Kessel Run’s C2IMERA used during multinational exercise

  • Published
  • By Richard Blumenstein
  • Kessel Run Public Affairs
The Air Force recently used a Kessel Run application during Cope North 22, a multinational humanitarian assistance and disaster relief, large force employment, and aerial combat training exercise Feb. 2-18. 
The exercise was composed of fighter aircraft from the U.S. Air Force, Japanese Air Self-Defense Force and Royal Australian Air Force conducting aerial refueling, close air support, and counter-air missions. These training missions concluded with a large force employment exercise designed to enhance readiness and interoperability among the three countries, according to a press release. 
C2IMERA, which stands for Command and Control Incident Management Emergency Response Application, is an application focused on reporting, planning, force generation, emergency management and command and control monitoring and execution. The capability is developed by the Air Force Life Cycle Management Center’s Detachment 12, also known as Kessel Run, which is a software development and acquisitions unit. 
Kessel Run’s role was made possible with support from Pacific Air Forces who directed the application's use throughout the exercise. 
“It helped because we had senior leadership's backing,” said Gwenn Haden, Kessel Run’s C2IMERA Team operations engagement lead. “[Brig. Gen. Jeremy T. Sloane, 36th Wing commander] was on board; having his backing really helped our team.” 
A team from Kessel Run flew to Guam and trained various personnel on how to use the application a week prior to the start of the exercise. The training focused on each unit's specific needs. 
“There was a high value with our team being there; It allowed us to work one on one with the users,” Haden said. “It really showcased C2IMERA’s capabilities when everyone was putting their data into a single source. That allowed the units to use the application collaboratively and in real time.” 
The application uses a common operating picture and dashboarding capabilities as communication tools, which consolidates and shares information for leaders, and boasts multiple features to provide C2 capabilities. These tools are customizable and optimized based on the individual needs of the installation and focus on updating and communicating data in real time to give commanders a constant picture of their installations, environment, assets and personnel. 
Airmen used the application during the exercise to track everything from aircraft movement to individual personnel’s medical status and movement in real time.
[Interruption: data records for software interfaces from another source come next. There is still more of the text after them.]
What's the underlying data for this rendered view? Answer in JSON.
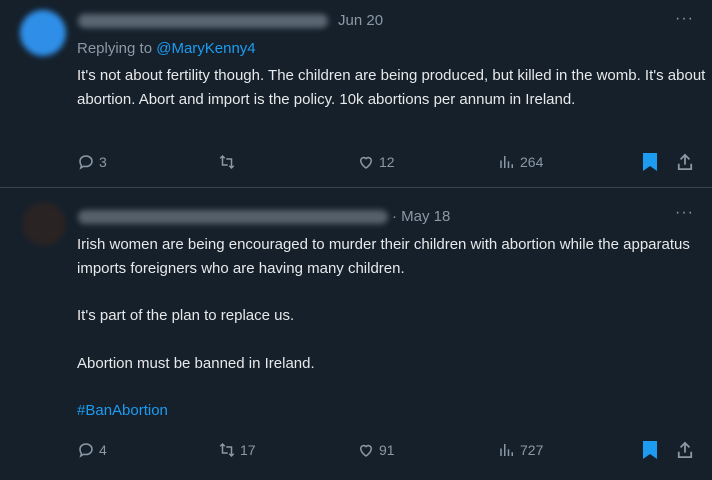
{
  "tweets": [
    {
      "date": "Jun 20",
      "replying_prefix": "Replying to ",
      "replying_handle": "@MaryKenny4",
      "paragraphs": [
        "It's not about fertility though.  The children are being produced, but killed in the womb.  It's about abortion.  Abort and import is the policy. 10k abortions per annum in Ireland."
      ],
      "replies": "3",
      "retweets": "",
      "likes": "12",
      "views": "264"
    },
    {
      "date": "· May 18",
      "paragraphs": [
        "Irish women are being encouraged to murder their children with abortion while the apparatus imports foreigners who are having many children.",
        "It's part of the plan to replace us.",
        "Abortion must be banned in Ireland."
      ],
      "hashtag": "#BanAbortion",
      "replies": "4",
      "retweets": "17",
      "likes": "91",
      "views": "727"
    }
  ],
  "more_glyph": "···",
  "icons": [
    "comment-icon",
    "retweet-icon",
    "heart-icon",
    "views-icon",
    "bookmark-icon",
    "share-icon",
    "more-icon"
  ],
  "colors": {
    "background": "#15202b",
    "accent": "#1d9bf0",
    "muted": "#8b98a5",
    "divider": "#38444d"
  }
}
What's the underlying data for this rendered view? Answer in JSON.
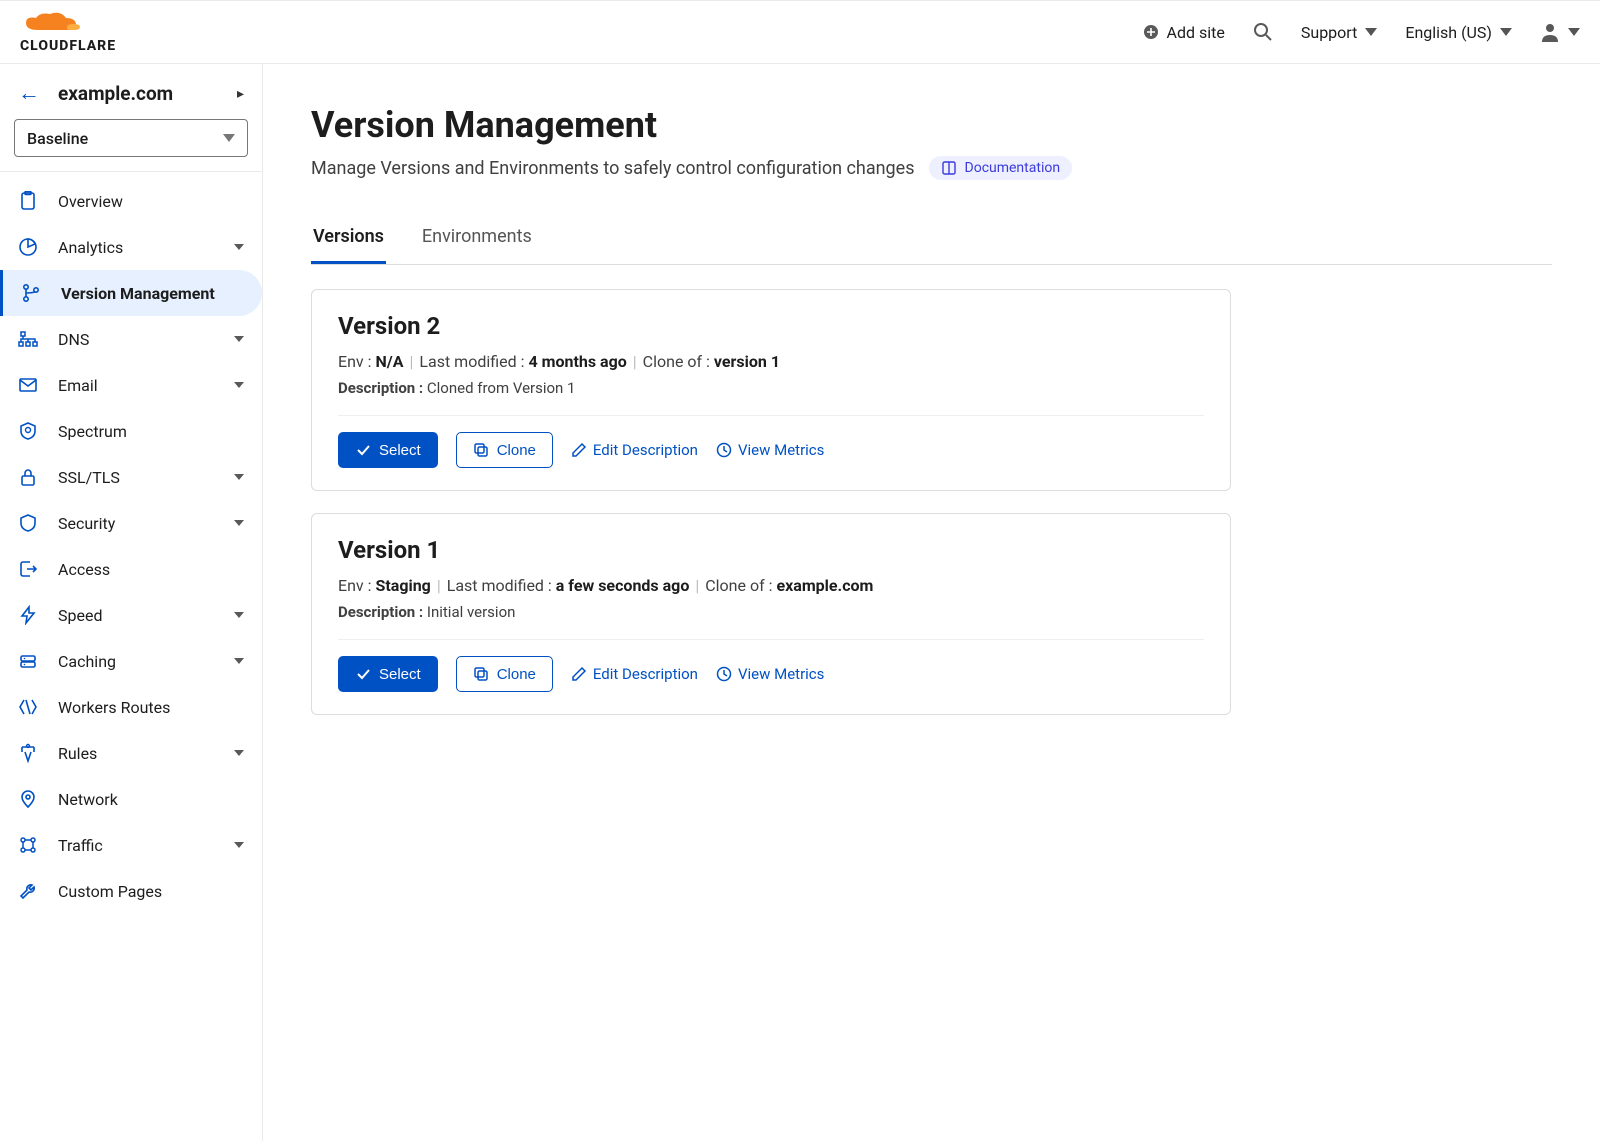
{
  "brand": "CLOUDFLARE",
  "header": {
    "add_site": "Add site",
    "support": "Support",
    "language": "English (US)"
  },
  "sidebar": {
    "site_name": "example.com",
    "version_selector": "Baseline",
    "items": [
      {
        "label": "Overview",
        "icon": "clipboard",
        "expandable": false,
        "active": false
      },
      {
        "label": "Analytics",
        "icon": "pie",
        "expandable": true,
        "active": false
      },
      {
        "label": "Version Management",
        "icon": "branch",
        "expandable": false,
        "active": true
      },
      {
        "label": "DNS",
        "icon": "dns",
        "expandable": true,
        "active": false
      },
      {
        "label": "Email",
        "icon": "mail",
        "expandable": true,
        "active": false
      },
      {
        "label": "Spectrum",
        "icon": "shield-badge",
        "expandable": false,
        "active": false
      },
      {
        "label": "SSL/TLS",
        "icon": "lock",
        "expandable": true,
        "active": false
      },
      {
        "label": "Security",
        "icon": "shield",
        "expandable": true,
        "active": false
      },
      {
        "label": "Access",
        "icon": "logout",
        "expandable": false,
        "active": false
      },
      {
        "label": "Speed",
        "icon": "bolt",
        "expandable": true,
        "active": false
      },
      {
        "label": "Caching",
        "icon": "drive",
        "expandable": true,
        "active": false
      },
      {
        "label": "Workers Routes",
        "icon": "workers",
        "expandable": false,
        "active": false
      },
      {
        "label": "Rules",
        "icon": "rules",
        "expandable": true,
        "active": false
      },
      {
        "label": "Network",
        "icon": "pin",
        "expandable": false,
        "active": false
      },
      {
        "label": "Traffic",
        "icon": "traffic",
        "expandable": true,
        "active": false
      },
      {
        "label": "Custom Pages",
        "icon": "wrench",
        "expandable": false,
        "active": false
      }
    ]
  },
  "page": {
    "title": "Version Management",
    "subtitle": "Manage Versions and Environments to safely control configuration changes",
    "doc_label": "Documentation",
    "tabs": {
      "versions": "Versions",
      "environments": "Environments"
    },
    "meta_labels": {
      "env": "Env :",
      "last_modified": "Last modified :",
      "clone_of": "Clone of :",
      "description": "Description :"
    },
    "actions": {
      "select": "Select",
      "clone": "Clone",
      "edit": "Edit Description",
      "metrics": "View Metrics"
    },
    "versions": [
      {
        "title": "Version 2",
        "env": "N/A",
        "last_modified": "4 months ago",
        "clone_of": "version 1",
        "description": "Cloned from Version 1"
      },
      {
        "title": "Version 1",
        "env": "Staging",
        "last_modified": "a few seconds ago",
        "clone_of": "example.com",
        "description": "Initial version"
      }
    ]
  }
}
The capabilities C2IMERA provided enhanced the Agile Combat Employment environment by providing leadership constant situational awareness on their aircraft, personnel, fuels, communications status, and more, at the forward operating locations, according to Haden. 
“For airfield management, we used it for aircraft accountability, arrivals and departures, tail-number tracking, we also used it for the common operating picture,” said Staff Sgt. Rebekah Kowalczyk, 36th Operations Support Squadron noncommissioned officer in charge of airfield operations. “Before we had this, we had Excel documents, PowerPoints, and Word documents that we would use on the share-drive. We also are able to use it on the airfield for real-time updates, rather than having to come into the office with the updated information.” 
VIDEO | 01:08 | Kessel Run's C2IMERA team with their industry partners from Leidos, who execute software development of the application, were able to understand the rapidly-changing requirements and iterate on the application, in real time, in order to meet real world operational needs, during the Noncombatant Evacuation Operation in Afghanistan during Operation Allies Refuge. (Video by Richard Blumenstein)

Last year, Kessel Run’s C2IMERA was used in support of the Noncombatant Evacuation Operation in Afghanistan during Operation Allies Refuge. The application used during Cope North 22 showcases the advances Kessel Run’s applications are making toward modernizing the Air Force and delivering enhanced capabilities. 
“We would not be able to achieve these milestones without the support of our users,” said Col. Brian Beachkofski, Kessel Run commander. “We are committed in our efforts to deliver capabilities that meet our Airmen’s needs.”